INSTRUCTIONS FOR THE TASK:
The entries below must be repeated exactly. None may be skipped.

══ MATERIAL SHOWN ══

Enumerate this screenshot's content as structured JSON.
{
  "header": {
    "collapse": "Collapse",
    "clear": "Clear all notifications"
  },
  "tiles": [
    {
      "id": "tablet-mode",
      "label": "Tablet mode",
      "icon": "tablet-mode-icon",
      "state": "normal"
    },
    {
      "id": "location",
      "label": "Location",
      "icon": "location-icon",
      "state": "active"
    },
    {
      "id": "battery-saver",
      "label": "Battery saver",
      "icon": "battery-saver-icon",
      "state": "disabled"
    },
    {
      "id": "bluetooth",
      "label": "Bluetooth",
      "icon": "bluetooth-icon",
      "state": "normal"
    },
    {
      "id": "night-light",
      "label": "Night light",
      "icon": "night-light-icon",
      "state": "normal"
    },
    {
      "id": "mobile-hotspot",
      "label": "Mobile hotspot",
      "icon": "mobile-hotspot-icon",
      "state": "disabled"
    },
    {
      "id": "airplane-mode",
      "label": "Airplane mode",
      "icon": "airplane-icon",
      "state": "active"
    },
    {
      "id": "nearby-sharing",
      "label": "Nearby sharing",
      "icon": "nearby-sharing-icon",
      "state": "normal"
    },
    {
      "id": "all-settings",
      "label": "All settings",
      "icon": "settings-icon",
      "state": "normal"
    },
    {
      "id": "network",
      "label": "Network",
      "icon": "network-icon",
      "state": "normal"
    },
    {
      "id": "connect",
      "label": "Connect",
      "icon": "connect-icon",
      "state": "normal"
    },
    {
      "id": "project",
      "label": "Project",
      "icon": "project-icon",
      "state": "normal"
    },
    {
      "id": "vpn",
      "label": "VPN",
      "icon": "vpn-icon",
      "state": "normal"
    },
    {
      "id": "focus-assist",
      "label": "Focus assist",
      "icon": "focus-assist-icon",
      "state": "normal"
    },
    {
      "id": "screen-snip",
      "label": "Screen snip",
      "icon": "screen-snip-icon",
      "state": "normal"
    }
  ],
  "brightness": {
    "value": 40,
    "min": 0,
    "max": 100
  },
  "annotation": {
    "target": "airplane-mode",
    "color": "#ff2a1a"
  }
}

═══

YOUR SOLUTION:
Enumerate this screenshot's content as structured JSON.
{
  "header": {
    "collapse": "Collapse",
    "clear": "Clear all notifications"
  },
  "tiles": [
    {
      "id": "tablet-mode",
      "label": "Tablet mode",
      "icon": "tablet-mode-icon",
      "state": "normal"
    },
    {
      "id": "location",
      "label": "Location",
      "icon": "location-icon",
      "state": "active"
    },
    {
      "id": "battery-saver",
      "label": "Battery saver",
      "icon": "battery-saver-icon",
      "state": "disabled"
    },
    {
      "id": "bluetooth",
      "label": "Bluetooth",
      "icon": "bluetooth-icon",
      "state": "normal"
    },
    {
      "id": "night-light",
      "label": "Night light",
      "icon": "night-light-icon",
      "state": "normal"
    },
    {
      "id": "mobile-hotspot",
      "label": "Mobile hotspot",
      "icon": "mobile-hotspot-icon",
      "state": "disabled"
    },
    {
      "id": "airplane-mode",
      "label": "Airplane mode",
      "icon": "airplane-icon",
      "state": "active"
    },
    {
      "id": "nearby-sharing",
      "label": "Nearby sharing",
      "icon": "nearby-sharing-icon",
      "state": "normal"
    },
    {
      "id": "all-settings",
      "label": "All settings",
      "icon": "settings-icon",
      "state": "normal"
    },
    {
      "id": "network",
      "label": "Network",
      "icon": "network-icon",
      "state": "normal"
    },
    {
      "id": "connect",
      "label": "Connect",
      "icon": "connect-icon",
      "state": "normal"
    },
    {
      "id": "project",
      "label": "Project",
      "icon": "project-icon",
      "state": "normal"
    },
    {
      "id": "vpn",
      "label": "VPN",
      "icon": "vpn-icon",
      "state": "normal"
    },
    {
      "id": "focus-assist",
      "label": "Focus assist",
      "icon": "focus-assist-icon",
      "state": "normal"
    },
    {
      "id": "screen-snip",
      "label": "Screen snip",
      "icon": "screen-snip-icon",
      "state": "normal"
    }
  ],
  "brightness": {
    "value": 40,
    "min": 0,
    "max": 100
  },
  "annotation": {
    "target": "airplane-mode",
    "color": "#ff2a1a"
  }
}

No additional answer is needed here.